Dataset excerpts
+ + +
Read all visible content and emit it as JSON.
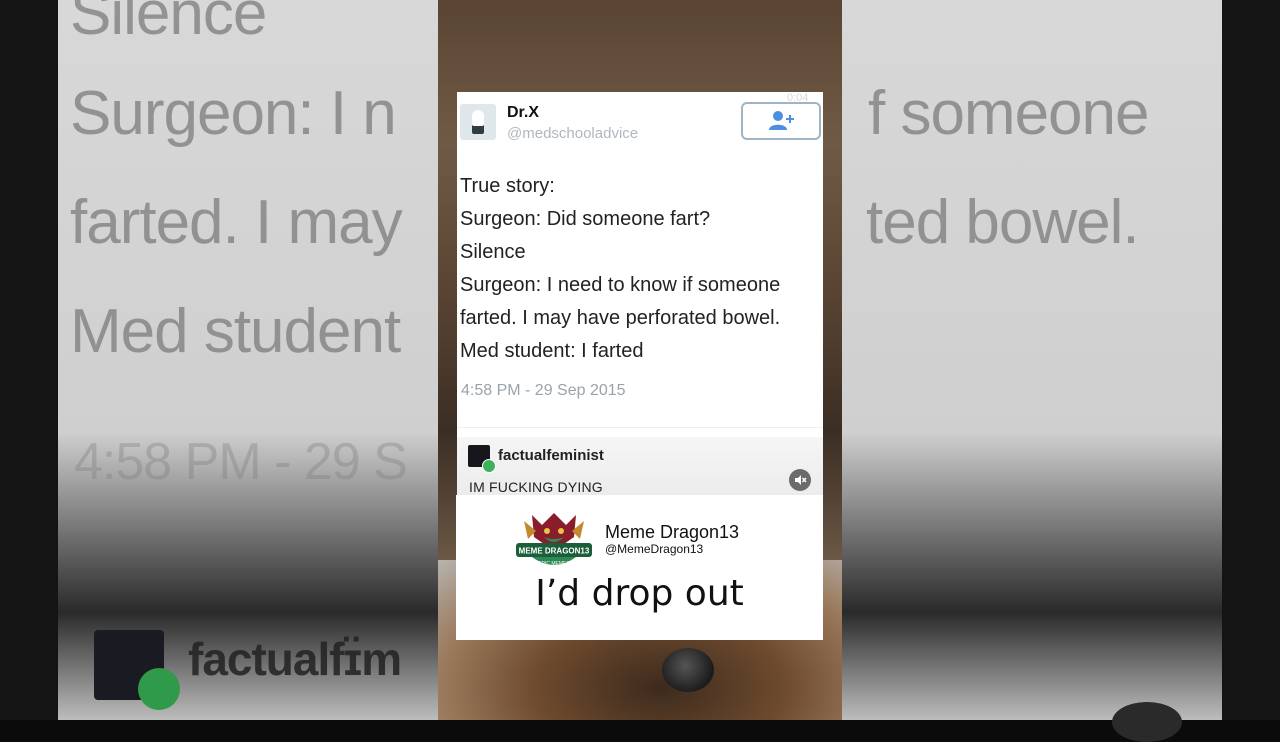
{
  "background_text": {
    "line1": "Silence",
    "line2a": "Surgeon: I n",
    "line2b": "f someone",
    "line3a": "farted. I may",
    "line3b": "ted bowel.",
    "line4a": "Med student",
    "time_fragment": "4:58 PM - 29 S",
    "reply_fragment": "factualfɪ̈m"
  },
  "video": {
    "timer": "0:04"
  },
  "tweet": {
    "display_name": "Dr.X",
    "handle": "@medschooladvice",
    "lines": [
      "True story:",
      "Surgeon: Did someone fart?",
      "Silence",
      "Surgeon: I need to know if someone",
      "farted. I may have perforated bowel.",
      "Med student: I farted"
    ],
    "timestamp": "4:58 PM - 29 Sep 2015"
  },
  "reply": {
    "name": "factualfeminist",
    "text": "IM FUCKING DYING"
  },
  "watermark": {
    "name": "Meme Dragon13",
    "handle": "@MemeDragon13",
    "logo_text": "MEME DRAGON13",
    "logo_subtext": "EPIC MEMES"
  },
  "caption": "I’d drop out",
  "colors": {
    "follow_icon": "#4a90e2",
    "badge_green": "#3fb15b",
    "logo_banner": "#1b5e3a"
  },
  "icons": [
    "follow-user-icon",
    "mute-icon",
    "dragon-logo"
  ]
}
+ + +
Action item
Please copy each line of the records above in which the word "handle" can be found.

Written solution
    "handle": "@medschooladvice",
    "handle": "@MemeDragon13",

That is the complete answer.